But the biggest difference with the latest caliber over the original is the date function.
The ref. 1680 from 1967 was the first Sub to feature it, causing a certain amount of consternation amongst purists who argued it was an unnecessary inclusion on a dive watch. In fact, the ref. 1680 could well mark the point the Sub stopped being a diver and became more of an everyday status symbol. Clearly not wanting to take sides, Rolex continued to produce a no-date Submariner, but they were developed and updated at a much slower rate than the dated version. In the contemporary catalog there is only one, in all steel, as opposed to a total of seven different models with the feature, in various metal and color types.
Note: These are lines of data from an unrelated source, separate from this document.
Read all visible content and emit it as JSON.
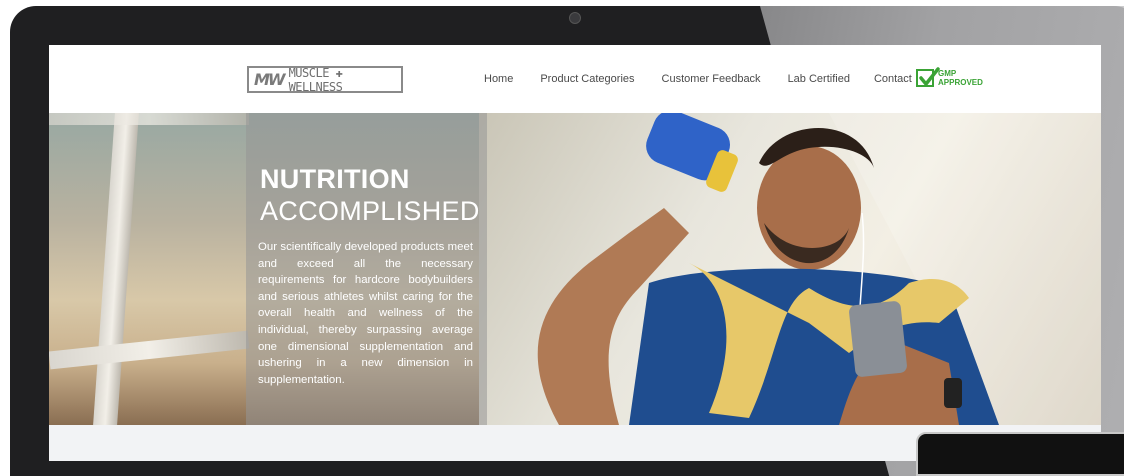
{
  "header": {
    "logo_mark": "MW",
    "logo_text": "MUSCLE ✚ WELLNESS",
    "nav": [
      "Home",
      "Product Categories",
      "Customer Feedback",
      "Lab Certified",
      "Contact"
    ],
    "badge_line1": "GMP",
    "badge_line2": "APPROVED"
  },
  "hero": {
    "title_line1": "NUTRITION",
    "title_line2": "ACCOMPLISHED",
    "body": "Our scientifically developed products meet and exceed all the necessary requirements for hardcore bodybuilders and serious athletes whilst caring for the overall health and wellness of the individual, thereby surpassing average one dimensional supplementation and ushering in a new dimension in supplementation."
  },
  "colors": {
    "accent_green": "#3aa335",
    "frame": "#1f1f21"
  }
}
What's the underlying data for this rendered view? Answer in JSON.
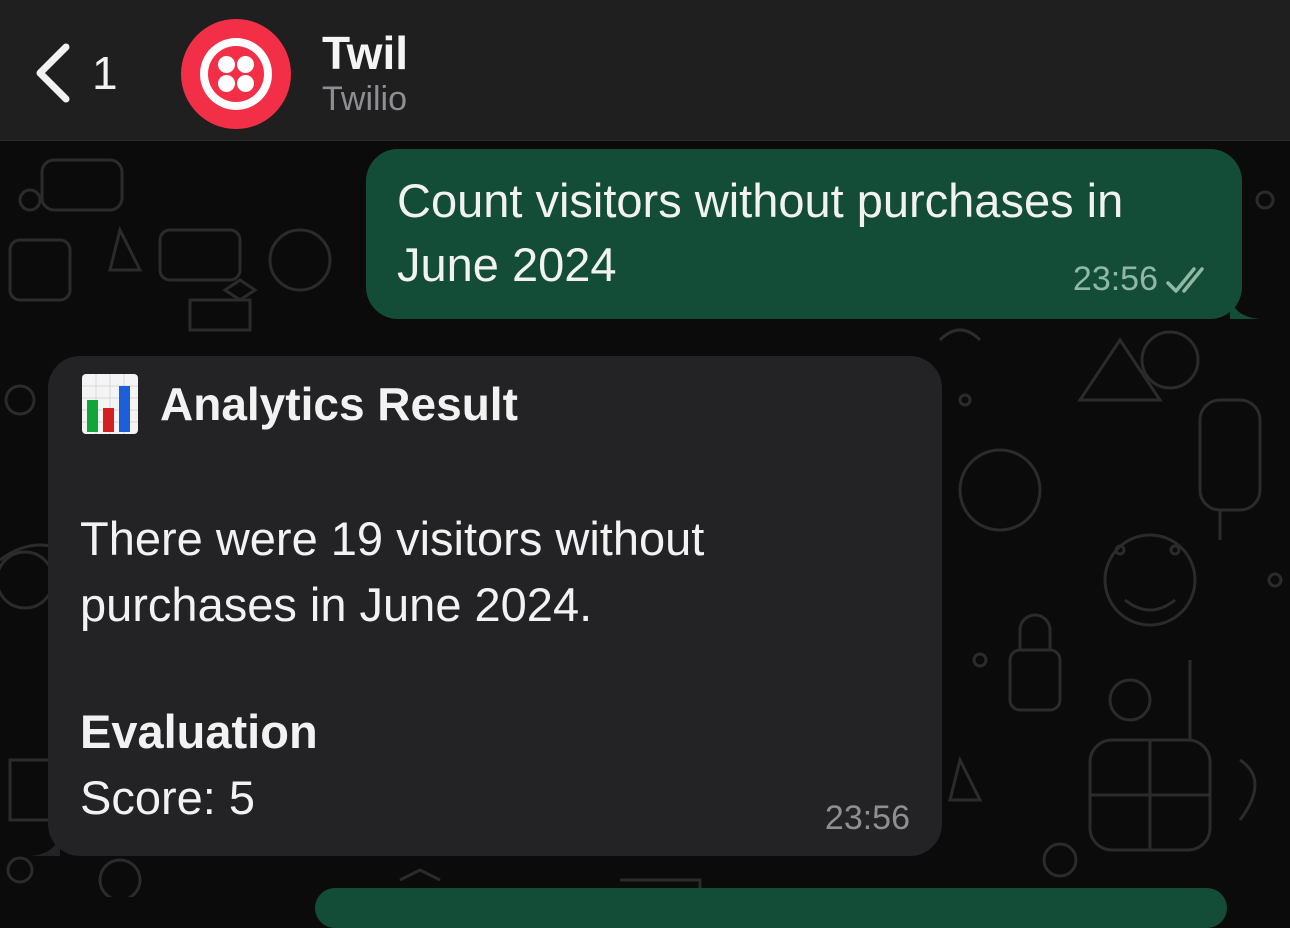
{
  "header": {
    "back_count": "1",
    "contact_name": "Twil",
    "contact_subtitle": "Twilio",
    "avatar_color": "#f22f46"
  },
  "messages": {
    "outgoing": {
      "text": "Count visitors without purchases in June 2024",
      "time": "23:56",
      "status": "read"
    },
    "incoming": {
      "icon": "bar-chart-emoji",
      "title": "Analytics Result",
      "body": "There were 19 visitors without purchases in June 2024.",
      "evaluation_title": "Evaluation",
      "evaluation_score": "Score: 5",
      "time": "23:56"
    }
  },
  "colors": {
    "outgoing_bubble": "#144d37",
    "incoming_bubble": "#232325",
    "header_bg": "#1f1f1f"
  }
}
65-years is a very long time for anything to stay at the top, but the Rolex Submariner has managed it, and almost without breaking a sweat. It remains the last word in luxury dive watches, the most emulated, copied and downright counterfeited timepiece ever made, and one deserving of its legendary status and reputation.